Companies that don’t comply, and don’t buy credits, are required to pay fines. A 2016 regulation more than doubled these fines, but the Trump administration, in its final days, changed the rule, pushing the effective date of the increased penalties from the 2019 model year to the 2022 model year. Now the National Highway Traffic Safety Administration (NHTSA), the agency responsible for setting fuel economy standards, is considering reinstating the increased fines, but the administrative process for doing so is a complex and lengthy one, and Tesla thinks the authorities should step on the pedal.
Reuters reports that Tesla has been lobbying the Biden administration and the US Court of Appeals to reinstate the increased fines, arguing that automakers should face consequences for delaying the transition to environmentally friendly vehicles, and that the Trump-era watering-down has made the credits it sells less valuable.
In April, Tesla asked the Second Circuit US Court of Appeals to quickly reinstate the higher penalties. The court refused, allowing NHTSA’s review to run its course. On August 18, NHTSA said it could impose the higher penalties, but will first consider public comments.
Tesla appealed to the appeals court again on August 27, saying, “The uncertainty perpetuated by NHTSA’s sluggish rulemaking pace is thus compounded by the likelihood of yet another round of litigation,” and warned that uncertainty “may linger for several more years.”
Tesla met (virtually) with NHTSA on August 30 to argue for quicker action, saying that the current state of limbo “produces continuing uncertainty in investments and transactions across the industry, and any delays will continue to have deleterious effects on the credit market until the issue is resolved.”
Not surprisingly, the legacy automakers take a different view—they say that increasing the penalties could cost them $1 billion per year in fines and higher prices for credits. A group representing major automakers including GM, Toyota, Ford and Volkswagen asked the court to reject Tesla’s request. “That Tesla might benefit from more certainty about the worth of the CAFE credits that it has amassed is hardly a reason to cut off an ongoing administrative process,” the group wrote in a court filing.
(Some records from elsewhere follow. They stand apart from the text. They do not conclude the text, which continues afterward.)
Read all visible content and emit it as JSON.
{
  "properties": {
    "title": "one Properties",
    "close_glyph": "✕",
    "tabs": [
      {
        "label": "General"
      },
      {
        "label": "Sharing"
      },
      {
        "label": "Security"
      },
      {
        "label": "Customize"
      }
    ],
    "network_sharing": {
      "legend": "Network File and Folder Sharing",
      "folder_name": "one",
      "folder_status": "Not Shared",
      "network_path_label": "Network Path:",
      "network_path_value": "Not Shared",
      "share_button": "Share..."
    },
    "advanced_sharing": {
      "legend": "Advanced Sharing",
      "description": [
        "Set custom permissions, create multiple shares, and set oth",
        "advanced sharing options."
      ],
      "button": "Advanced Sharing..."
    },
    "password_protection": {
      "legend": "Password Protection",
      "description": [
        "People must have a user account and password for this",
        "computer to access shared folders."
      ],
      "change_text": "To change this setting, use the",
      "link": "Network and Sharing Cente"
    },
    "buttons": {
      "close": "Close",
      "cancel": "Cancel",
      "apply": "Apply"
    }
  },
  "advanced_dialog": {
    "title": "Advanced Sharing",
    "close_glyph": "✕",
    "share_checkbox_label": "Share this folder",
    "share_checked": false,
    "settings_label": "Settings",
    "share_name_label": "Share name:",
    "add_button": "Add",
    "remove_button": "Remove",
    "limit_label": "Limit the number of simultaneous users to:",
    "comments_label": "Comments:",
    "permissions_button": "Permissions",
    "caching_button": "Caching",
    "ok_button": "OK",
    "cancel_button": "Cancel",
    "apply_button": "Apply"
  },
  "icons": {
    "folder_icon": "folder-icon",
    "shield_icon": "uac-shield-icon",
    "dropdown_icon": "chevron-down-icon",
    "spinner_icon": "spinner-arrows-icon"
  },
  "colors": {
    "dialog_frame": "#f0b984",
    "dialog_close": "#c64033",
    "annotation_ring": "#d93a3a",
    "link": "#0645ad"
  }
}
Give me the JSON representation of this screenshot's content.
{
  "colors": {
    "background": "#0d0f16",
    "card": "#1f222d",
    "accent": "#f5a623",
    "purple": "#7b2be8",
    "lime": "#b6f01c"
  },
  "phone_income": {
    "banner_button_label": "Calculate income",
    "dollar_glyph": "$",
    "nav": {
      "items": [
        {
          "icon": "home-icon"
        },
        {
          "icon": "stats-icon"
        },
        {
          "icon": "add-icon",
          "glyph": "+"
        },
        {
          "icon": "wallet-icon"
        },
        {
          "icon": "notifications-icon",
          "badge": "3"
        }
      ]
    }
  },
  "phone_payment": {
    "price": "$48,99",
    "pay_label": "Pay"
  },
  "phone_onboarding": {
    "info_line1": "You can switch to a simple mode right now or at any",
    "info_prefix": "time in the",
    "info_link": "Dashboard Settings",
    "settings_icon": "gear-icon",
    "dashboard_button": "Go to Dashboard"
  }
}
Chrysler parent Stellantis said in August that higher CAFE penalties could cost it some $609 million. Fiat Chrysler paid nearly $150 million for failing to meet 2016 and 2017 requirements.